Microsoft, which makes the Xbox 360 game console, filed a lawsuit against U.K. technology company Datel Design & Development, which makes third-party game controllers. Based on a report from the Seattle Post-Intelligencer, Microsoft is suing the company, whose Xbox 360 controllers bear a striking similarity to Microsoft's. The technology giant claims the controllers infringe on a number of patents. The suit specifically targets Datel's TurboFire and Wildfire controllers, which are sold in various big-box stores, including Wal-Mart and Target.
Calls to Datel's U.K.
offices were not immediately returned.

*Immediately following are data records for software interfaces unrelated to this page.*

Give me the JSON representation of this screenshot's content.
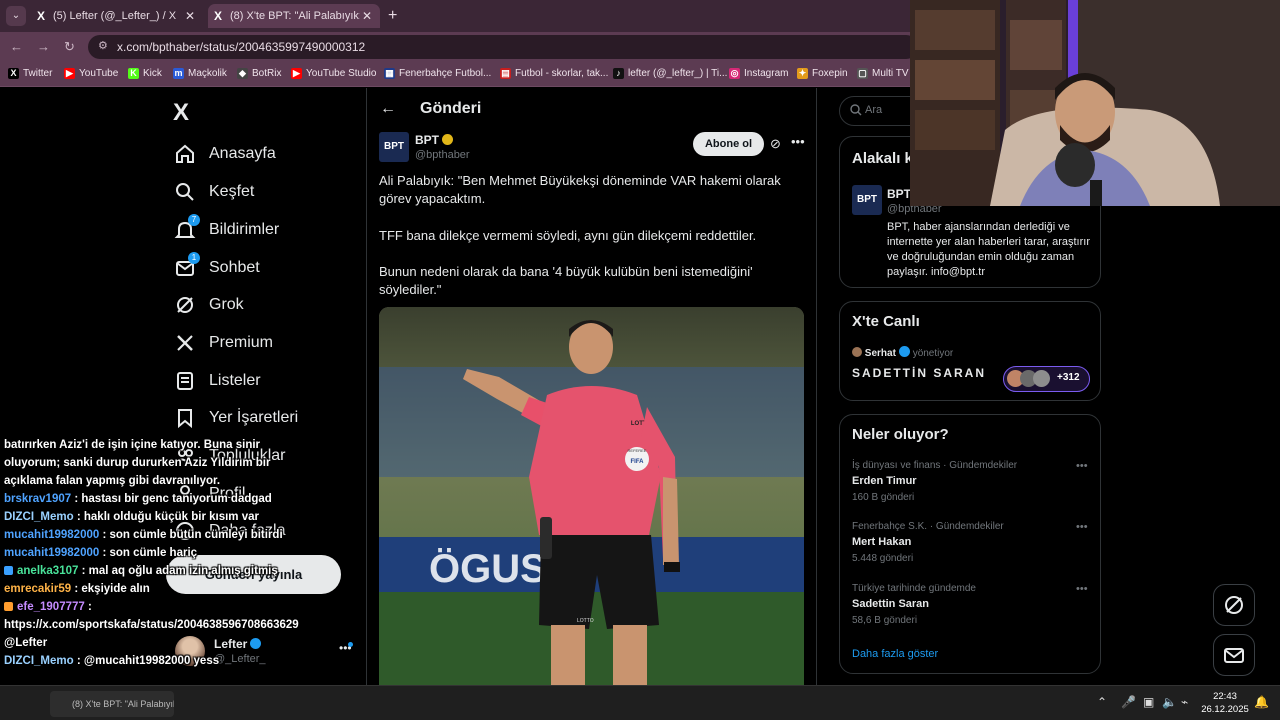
{
  "browser": {
    "tabs": [
      {
        "label": "(5) Lefter (@_Lefter_) / X",
        "icon": "x-icon"
      },
      {
        "label": "(8) X'te BPT: \"Ali Palabıyık: \"Ben",
        "icon": "x-icon"
      }
    ],
    "tab_favicon": "X",
    "tab_close": "✕",
    "new_tab": "+",
    "url": "x.com/bpthaber/status/2004635997490000312",
    "bookmarks": [
      {
        "label": "Twitter",
        "color": "#000000",
        "glyph": "X"
      },
      {
        "label": "YouTube",
        "color": "#ff0000",
        "glyph": "▶"
      },
      {
        "label": "Kick",
        "color": "#53fc18",
        "glyph": "K"
      },
      {
        "label": "Maçkolik",
        "color": "#2a5bd7",
        "glyph": "m"
      },
      {
        "label": "BotRix",
        "color": "#444444",
        "glyph": "◆"
      },
      {
        "label": "YouTube Studio",
        "color": "#ff0000",
        "glyph": "▶"
      },
      {
        "label": "Fenerbahçe Futbol...",
        "color": "#1e3a8a",
        "glyph": "▦"
      },
      {
        "label": "Futbol - skorlar, tak...",
        "color": "#c81e1e",
        "glyph": "▤"
      },
      {
        "label": "lefter (@_lefter_) | Ti...",
        "color": "#111111",
        "glyph": "♪"
      },
      {
        "label": "Instagram",
        "color": "#d62976",
        "glyph": "◎"
      },
      {
        "label": "Foxepin",
        "color": "#e39b1b",
        "glyph": "✦"
      },
      {
        "label": "Multi TV",
        "color": "#555555",
        "glyph": "▢"
      }
    ]
  },
  "x": {
    "logo": "X",
    "nav": [
      {
        "label": "Anasayfa",
        "icon": "home-icon"
      },
      {
        "label": "Keşfet",
        "icon": "search-icon"
      },
      {
        "label": "Bildirimler",
        "icon": "bell-icon",
        "badge": "7"
      },
      {
        "label": "Sohbet",
        "icon": "mail-icon",
        "badge": "1"
      },
      {
        "label": "Grok",
        "icon": "grok-icon"
      },
      {
        "label": "Premium",
        "icon": "x-premium-icon"
      },
      {
        "label": "Listeler",
        "icon": "list-icon"
      },
      {
        "label": "Yer İşaretleri",
        "icon": "bookmark-icon"
      },
      {
        "label": "Topluluklar",
        "icon": "people-icon"
      },
      {
        "label": "Profil",
        "icon": "person-icon"
      },
      {
        "label": "Daha fazla",
        "icon": "more-circle-icon"
      }
    ],
    "post_button": "Gönderi yayınla",
    "account": {
      "name": "Lefter",
      "handle": "@_Lefter_",
      "more": "•••"
    }
  },
  "post": {
    "header_title": "Gönderi",
    "author_logo": "BPT",
    "author_name": "BPT",
    "author_handle": "@bpthaber",
    "follow_label": "Abone ol",
    "more": "•••",
    "paragraphs": [
      "Ali Palabıyık: \"Ben Mehmet Büyükekşi döneminde VAR hakemi olarak görev yapacaktım.",
      "TFF bana dilekçe vermemi söyledi, aynı gün dilekçemi reddettiler.",
      "Bunun nedeni olarak da bana '4 büyük kulübün beni istemediğini' söylediler.\""
    ],
    "image_text": {
      "banner": "ÖGUS",
      "badge": "FIFA",
      "badge_top": "REFEREE",
      "lotto": "LOTTO"
    }
  },
  "sidebar": {
    "search_placeholder": "Ara",
    "related": {
      "title": "Alakalı kişiler",
      "name": "BPT",
      "handle": "@bpthaber",
      "bio": "BPT, haber ajanslarından derlediği ve internette yer alan haberleri tarar, araştırır ve doğruluğundan emin olduğu zaman paylaşır. info@bpt.tr"
    },
    "live": {
      "title": "X'te Canlı",
      "host": "Serhat",
      "role": "yönetiyor",
      "space_title": "SADETTİN SARAN",
      "listeners": "+312"
    },
    "trends": {
      "title": "Neler oluyor?",
      "items": [
        {
          "meta": "İş dünyası ve finans · Gündemdekiler",
          "name": "Erden Timur",
          "count": "160 B gönderi"
        },
        {
          "meta": "Fenerbahçe S.K. · Gündemdekiler",
          "name": "Mert Hakan",
          "count": "5.448 gönderi"
        },
        {
          "meta": "Türkiye tarihinde gündemde",
          "name": "Sadettin Saran",
          "count": "58,6 B gönderi"
        }
      ],
      "more_icon": "•••",
      "show_more": "Daha fazla göster"
    }
  },
  "chat": [
    {
      "user": "",
      "msg": "batırırken Aziz'i de işin içine katıyor. Buna sinir oluyorum; sanki durup dururken Aziz Yıldırım bir açıklama falan yapmış gibi davranılıyor.",
      "color": "#ffffff"
    },
    {
      "user": "brskrav1907",
      "msg": " : hastası bir genc taniyorum dadgad",
      "color": "#4fa3ff"
    },
    {
      "user": "DIZCI_Memo",
      "msg": " : haklı olduğu küçük bir kısım var",
      "color": "#9ad1ff"
    },
    {
      "user": "mucahit19982000",
      "msg": " : son cümle bütün cümleyi bitirdi",
      "color": "#4fa3ff"
    },
    {
      "user": "mucahit19982000",
      "msg": " : son cümle hariç",
      "color": "#4fa3ff"
    },
    {
      "user": "anelka3107",
      "msg": " : mal aq oğlu adam izin almış gitmiş",
      "color": "#49e39a",
      "badge": "#3aa0ff"
    },
    {
      "user": "emrecakir59",
      "msg": " : ekşiyide alın",
      "color": "#ffb347"
    },
    {
      "user": "efe_1907777",
      "msg": " : https://x.com/sportskafa/status/2004638596708663629 @Lefter",
      "color": "#c58bff",
      "badge": "#ff9d2e"
    },
    {
      "user": "DIZCI_Memo",
      "msg": " : @mucahit19982000 yess",
      "color": "#9ad1ff"
    }
  ],
  "taskbar": {
    "app_label": "(8) X'te BPT: \"Ali Palabıyık",
    "time": "22:43",
    "date": "26.12.2025"
  }
}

Microsoft, which is seeking an injunction as well as unspecified monetary damages, filed complaints with the International Trade Commission as well as U.S. District Court in Seattle. "We have a robust licensing program that ensures high standards and contributes to a great experience for the Xbox gamer community," Microsoft spokesman Kevin Kutz said in a prepared statement related to the lawsuit. "We have a responsibility to protect that program and the companies that are part of it, as well as our own intellectual property."
Datel markets peripherals for all major consoles, including the Sony PlayStation 2 and PlayStation 3 and Nintendo Wii, and has run into legal trouble before. In early 2009, Sony filed a lawsuit against Datel over the company's Lite Blue Tool, which allowed users to execute the boot code from a removable storage. The product was removed from the company's Website shortly after Sony filed the suit. Later that year, Datel sued Microsoft in the Northern District of California for unfair competitive practices and for tortuous interference with prospective economic advantage. The suit concerned Microsoft's blocking of microSD flash cards to be used through a memory card adapter with the Xbox 360.
The news comes on the heels of a Microsoft legal defeat this week. The company found its latest request for a multiple-judge review in a long-running patent-infringement suit brought by i4i rejected by a federal appeals court. Microsoft had asked for a panel of 11 judges to review its arguments in the case, in which i4i alleges that Microsoft Word 2003 and 2007 violate its custom X M L-related patents.
In August 2009, a federal judge in a U.S. District Court ordered Microsoft to pay $300 million and pull copies of Word 2003 and 2007 from store shelves within 90 days. In an e-mail to eWEEK, Kutz expressed disappointment with the decision. "As far as next steps, we continue to believe there are important matters of patent law that still need to be properly addressed, and we are considering our options going forward," he wrote.